Whether 28,000 dairy cattle destined for China, and currently held in quarantine, actually get to their destination is up in the air.
New Zealand dairy companies says the ongoing expansion of the European Union (EU’s) geographic indication (GI) agenda will now prevent dairy producers from exporting feta and other commonly produced cheeses to the high value Chinese market.
The EU recently signed an agreement with China.
New Zealand’s dairy exports to China were valued at over $5bn in 2018, with cheese exports across all products valued at over $340m.
“The EU-China Agreement is part of a rapidly growing number of trade agreements the EU has negotiated with third countries such as Japan, Mexico, Vietnam, and Singapore. Through these agreements the EU is seeking to monopolise a wide range of cheese terms that are in common use globally and produced in significant quantities outside of the EU” says DCANZ executive director Kimberly Crewther.

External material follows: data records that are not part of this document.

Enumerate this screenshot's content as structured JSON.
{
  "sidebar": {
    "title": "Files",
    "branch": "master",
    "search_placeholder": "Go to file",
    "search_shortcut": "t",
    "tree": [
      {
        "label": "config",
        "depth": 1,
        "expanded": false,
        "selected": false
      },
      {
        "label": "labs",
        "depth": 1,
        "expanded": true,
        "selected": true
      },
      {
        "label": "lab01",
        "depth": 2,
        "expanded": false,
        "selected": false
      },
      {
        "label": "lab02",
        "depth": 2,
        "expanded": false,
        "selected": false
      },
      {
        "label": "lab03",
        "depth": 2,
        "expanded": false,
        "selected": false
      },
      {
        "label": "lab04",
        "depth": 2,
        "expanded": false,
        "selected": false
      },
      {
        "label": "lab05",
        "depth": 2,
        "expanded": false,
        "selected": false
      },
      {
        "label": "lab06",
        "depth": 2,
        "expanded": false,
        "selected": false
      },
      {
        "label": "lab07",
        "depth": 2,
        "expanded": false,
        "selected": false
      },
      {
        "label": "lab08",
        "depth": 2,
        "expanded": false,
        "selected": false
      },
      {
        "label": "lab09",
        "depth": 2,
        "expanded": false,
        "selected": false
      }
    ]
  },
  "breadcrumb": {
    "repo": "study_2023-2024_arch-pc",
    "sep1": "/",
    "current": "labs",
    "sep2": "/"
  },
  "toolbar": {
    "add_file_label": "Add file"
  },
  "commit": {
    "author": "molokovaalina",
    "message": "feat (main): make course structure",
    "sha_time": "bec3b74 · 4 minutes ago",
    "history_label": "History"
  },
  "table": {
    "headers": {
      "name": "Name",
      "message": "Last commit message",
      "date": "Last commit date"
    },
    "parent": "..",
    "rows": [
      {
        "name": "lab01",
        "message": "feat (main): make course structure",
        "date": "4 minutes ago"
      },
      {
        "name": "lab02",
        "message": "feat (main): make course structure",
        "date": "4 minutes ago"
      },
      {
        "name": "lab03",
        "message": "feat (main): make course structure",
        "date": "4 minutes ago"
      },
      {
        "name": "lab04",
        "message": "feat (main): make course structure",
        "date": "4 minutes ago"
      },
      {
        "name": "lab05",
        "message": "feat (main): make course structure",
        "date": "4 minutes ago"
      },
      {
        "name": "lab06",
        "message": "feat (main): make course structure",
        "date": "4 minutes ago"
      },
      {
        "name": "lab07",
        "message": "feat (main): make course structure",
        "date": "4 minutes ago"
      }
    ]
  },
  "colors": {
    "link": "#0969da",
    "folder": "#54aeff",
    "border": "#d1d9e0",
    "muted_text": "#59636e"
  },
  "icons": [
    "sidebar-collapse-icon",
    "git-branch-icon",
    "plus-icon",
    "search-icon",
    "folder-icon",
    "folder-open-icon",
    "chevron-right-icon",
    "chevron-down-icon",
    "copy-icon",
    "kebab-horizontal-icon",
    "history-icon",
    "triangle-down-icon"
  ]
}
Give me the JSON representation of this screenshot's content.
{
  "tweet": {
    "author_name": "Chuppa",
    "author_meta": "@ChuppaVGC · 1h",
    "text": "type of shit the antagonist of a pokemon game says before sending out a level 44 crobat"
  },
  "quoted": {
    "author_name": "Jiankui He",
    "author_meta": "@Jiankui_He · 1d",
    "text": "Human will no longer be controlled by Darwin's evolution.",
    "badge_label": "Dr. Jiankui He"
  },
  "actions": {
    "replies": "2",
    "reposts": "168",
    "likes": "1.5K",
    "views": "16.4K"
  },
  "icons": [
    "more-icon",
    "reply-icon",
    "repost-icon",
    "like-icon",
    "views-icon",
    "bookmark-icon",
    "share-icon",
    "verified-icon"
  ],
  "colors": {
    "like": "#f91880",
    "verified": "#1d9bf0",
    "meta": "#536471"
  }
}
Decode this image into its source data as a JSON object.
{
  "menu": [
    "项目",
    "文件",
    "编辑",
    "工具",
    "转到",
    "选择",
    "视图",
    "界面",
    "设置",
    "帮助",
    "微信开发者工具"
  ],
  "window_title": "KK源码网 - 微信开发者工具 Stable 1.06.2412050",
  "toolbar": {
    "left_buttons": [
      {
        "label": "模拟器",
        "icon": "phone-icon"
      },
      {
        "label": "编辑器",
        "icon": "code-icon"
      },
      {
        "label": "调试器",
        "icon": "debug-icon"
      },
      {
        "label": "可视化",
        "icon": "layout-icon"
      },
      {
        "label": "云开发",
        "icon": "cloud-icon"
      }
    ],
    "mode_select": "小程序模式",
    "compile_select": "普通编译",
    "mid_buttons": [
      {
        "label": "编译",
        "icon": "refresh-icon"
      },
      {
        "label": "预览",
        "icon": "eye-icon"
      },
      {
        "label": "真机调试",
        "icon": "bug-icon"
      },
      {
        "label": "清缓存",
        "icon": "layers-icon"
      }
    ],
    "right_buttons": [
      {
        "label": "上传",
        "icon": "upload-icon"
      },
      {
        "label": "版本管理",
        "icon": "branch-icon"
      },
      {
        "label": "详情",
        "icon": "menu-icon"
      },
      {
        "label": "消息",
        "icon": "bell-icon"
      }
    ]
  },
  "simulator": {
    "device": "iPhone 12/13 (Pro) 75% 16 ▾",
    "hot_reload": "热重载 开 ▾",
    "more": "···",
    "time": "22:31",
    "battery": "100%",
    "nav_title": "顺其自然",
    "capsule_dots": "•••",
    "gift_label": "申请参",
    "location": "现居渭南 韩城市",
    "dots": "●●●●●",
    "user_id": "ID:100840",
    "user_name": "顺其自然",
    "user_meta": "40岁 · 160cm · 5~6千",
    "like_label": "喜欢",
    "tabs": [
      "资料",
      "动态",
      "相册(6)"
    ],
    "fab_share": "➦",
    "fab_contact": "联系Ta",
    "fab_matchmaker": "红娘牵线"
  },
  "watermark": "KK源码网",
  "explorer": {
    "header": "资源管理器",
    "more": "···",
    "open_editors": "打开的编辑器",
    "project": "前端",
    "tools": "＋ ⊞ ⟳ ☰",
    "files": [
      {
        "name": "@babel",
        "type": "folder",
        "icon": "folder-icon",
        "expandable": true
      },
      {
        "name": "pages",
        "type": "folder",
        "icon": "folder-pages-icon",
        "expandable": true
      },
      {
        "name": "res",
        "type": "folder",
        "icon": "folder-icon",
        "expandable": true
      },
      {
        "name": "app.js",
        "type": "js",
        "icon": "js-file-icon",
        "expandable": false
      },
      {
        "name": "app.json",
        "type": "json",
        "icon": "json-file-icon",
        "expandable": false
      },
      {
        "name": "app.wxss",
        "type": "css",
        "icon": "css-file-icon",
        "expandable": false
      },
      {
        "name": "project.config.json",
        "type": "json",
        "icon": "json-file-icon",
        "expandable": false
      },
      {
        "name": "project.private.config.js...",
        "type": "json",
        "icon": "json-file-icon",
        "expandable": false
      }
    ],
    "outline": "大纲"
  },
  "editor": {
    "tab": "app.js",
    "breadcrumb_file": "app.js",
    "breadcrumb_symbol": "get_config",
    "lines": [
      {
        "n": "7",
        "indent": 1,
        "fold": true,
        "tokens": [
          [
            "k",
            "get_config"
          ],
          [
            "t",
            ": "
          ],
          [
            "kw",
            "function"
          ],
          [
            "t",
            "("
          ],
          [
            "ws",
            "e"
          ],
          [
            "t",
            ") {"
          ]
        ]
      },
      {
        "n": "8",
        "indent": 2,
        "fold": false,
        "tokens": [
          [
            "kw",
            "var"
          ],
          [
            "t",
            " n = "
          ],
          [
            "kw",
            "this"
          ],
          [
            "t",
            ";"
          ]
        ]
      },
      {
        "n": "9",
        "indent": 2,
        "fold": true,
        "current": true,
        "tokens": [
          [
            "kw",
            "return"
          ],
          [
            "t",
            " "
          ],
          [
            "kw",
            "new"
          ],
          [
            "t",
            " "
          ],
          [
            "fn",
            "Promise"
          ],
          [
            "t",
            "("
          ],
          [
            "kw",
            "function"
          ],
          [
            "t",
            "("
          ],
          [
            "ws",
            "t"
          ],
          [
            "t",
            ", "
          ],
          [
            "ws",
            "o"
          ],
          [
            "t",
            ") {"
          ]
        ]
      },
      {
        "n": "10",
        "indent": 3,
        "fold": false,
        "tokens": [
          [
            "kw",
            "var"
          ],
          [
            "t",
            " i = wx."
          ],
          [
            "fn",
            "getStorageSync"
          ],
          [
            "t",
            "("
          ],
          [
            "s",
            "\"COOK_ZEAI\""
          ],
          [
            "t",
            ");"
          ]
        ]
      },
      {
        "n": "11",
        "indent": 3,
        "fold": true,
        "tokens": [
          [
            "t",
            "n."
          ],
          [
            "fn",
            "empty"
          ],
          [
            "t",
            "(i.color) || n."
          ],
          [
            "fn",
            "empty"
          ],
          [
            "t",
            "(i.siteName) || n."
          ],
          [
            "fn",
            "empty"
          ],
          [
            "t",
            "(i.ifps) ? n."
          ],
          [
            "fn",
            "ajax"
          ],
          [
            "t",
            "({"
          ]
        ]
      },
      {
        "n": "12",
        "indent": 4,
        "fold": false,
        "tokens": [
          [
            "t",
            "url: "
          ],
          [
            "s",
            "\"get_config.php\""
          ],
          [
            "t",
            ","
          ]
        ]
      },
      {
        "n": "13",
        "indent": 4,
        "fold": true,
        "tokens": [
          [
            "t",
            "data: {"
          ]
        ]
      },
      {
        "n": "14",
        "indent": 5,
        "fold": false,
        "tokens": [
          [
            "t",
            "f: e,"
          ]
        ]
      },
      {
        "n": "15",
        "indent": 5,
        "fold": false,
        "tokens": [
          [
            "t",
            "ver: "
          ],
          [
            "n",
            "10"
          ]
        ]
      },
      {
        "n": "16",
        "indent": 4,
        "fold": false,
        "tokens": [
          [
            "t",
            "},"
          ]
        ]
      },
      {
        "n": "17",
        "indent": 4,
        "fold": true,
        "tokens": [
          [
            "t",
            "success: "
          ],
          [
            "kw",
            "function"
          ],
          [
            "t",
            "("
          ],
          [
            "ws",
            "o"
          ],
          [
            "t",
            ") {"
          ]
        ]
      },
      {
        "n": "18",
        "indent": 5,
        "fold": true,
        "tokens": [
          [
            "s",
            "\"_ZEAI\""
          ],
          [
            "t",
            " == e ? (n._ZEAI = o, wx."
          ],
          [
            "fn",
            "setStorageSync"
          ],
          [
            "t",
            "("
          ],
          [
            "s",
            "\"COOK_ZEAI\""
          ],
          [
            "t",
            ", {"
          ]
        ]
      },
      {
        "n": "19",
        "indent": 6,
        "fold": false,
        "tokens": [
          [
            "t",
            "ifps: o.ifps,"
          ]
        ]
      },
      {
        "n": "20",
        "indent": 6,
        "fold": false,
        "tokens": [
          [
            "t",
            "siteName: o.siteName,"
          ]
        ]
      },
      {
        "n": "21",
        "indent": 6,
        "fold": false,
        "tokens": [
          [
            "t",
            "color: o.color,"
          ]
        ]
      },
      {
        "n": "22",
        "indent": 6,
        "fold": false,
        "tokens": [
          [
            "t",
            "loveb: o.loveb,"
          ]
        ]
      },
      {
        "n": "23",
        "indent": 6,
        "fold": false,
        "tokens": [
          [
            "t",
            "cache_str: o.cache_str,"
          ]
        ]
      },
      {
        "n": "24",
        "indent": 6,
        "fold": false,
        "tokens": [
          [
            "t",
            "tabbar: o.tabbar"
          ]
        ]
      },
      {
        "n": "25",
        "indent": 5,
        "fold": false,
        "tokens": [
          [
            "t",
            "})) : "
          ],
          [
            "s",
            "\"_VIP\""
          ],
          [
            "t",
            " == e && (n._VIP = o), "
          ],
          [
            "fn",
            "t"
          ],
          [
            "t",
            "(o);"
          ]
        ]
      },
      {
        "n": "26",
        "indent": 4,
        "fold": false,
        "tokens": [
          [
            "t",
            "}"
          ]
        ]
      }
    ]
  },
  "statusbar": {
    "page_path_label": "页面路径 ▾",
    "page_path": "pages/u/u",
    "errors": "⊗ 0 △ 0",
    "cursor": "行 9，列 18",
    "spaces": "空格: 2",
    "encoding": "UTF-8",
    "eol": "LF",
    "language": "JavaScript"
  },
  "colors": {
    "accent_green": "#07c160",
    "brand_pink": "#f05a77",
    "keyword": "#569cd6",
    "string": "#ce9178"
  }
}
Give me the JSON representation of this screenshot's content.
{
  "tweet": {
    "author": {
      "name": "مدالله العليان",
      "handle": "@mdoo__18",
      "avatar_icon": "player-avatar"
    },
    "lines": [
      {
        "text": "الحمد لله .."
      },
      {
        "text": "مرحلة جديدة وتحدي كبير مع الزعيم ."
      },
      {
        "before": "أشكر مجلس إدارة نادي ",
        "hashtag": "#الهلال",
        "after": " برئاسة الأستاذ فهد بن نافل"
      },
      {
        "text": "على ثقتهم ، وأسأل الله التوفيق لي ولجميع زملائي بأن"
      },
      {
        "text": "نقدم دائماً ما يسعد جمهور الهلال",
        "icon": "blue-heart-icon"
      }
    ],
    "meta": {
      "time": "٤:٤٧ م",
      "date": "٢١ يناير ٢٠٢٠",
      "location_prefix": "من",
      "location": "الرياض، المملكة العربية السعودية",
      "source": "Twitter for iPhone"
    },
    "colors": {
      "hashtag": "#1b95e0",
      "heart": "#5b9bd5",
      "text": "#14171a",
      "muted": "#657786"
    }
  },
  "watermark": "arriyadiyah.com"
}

“Opportunities for cheeses that New Zealand has produced for decades and never called any other name, like parmesan, feta and gruyere, are gradually being eroded.”
DCANZ is concerned about where these efforts to protect generic cheese names will end.
In 2017, the EU registered ‘Danbo’ as a protected term, despite previous acknowledgement by the Danish dairy industry that Danbo is a generic cheese name and the significant global production outside of Europe, including in New Zealand.
More recently, the EU has registered ‘Havarti’ as a protected term for sole use by Denmark in the EU, despite a majority of the global production being outside Denmark and the EU’s own implicit recognition of the term as generic through the prior Codex standard setting process and to trade rules under the World Trade Organisation (WTO).
“The registration of Danbo and Havarti as protected GIs raises serious questions about the integrity of the EU’s GI registration process and framework” says Crewther.
DCANZ has no objection to the EU’s GI protections for cheese names that are genuinely unique to a particular geography. However, past recognition of genericity via international agreements, and a significant history of production in other geographies as a result of shared cultural heritage, should be respected as disqualifying criteria.
“The approach of protecting internationally recognised, and commonly used, terms demonstrates that the flawed EU GI system is too often used for the EU’s own self-interest and economic gain, and not for legitimate intellectual property protection”, says Crewther.
“If Havarti meets the definition of a GI, then there are no cheese names that wouldn’t. There is no certainty around where this attempt to clawback commonly trade cheese names will end”.
These developments come amidst ongoing EU-NZ Free Trade Agreement (FTA) negotiations, in which the EU is seeking changes to New Zealand’s current regulatory settings in order to protect 2,200 terms with provision for additional terms to be protected in the future.
“DCANZ continues to register its concerns that the extensive GI framework proposed by the EU in the negotiations could stifle local investment and innovation in local cheesemaking, limit consumer choice in New Zealand, and significantly undermine New Zealand’s opportunity for added value cheese exports.”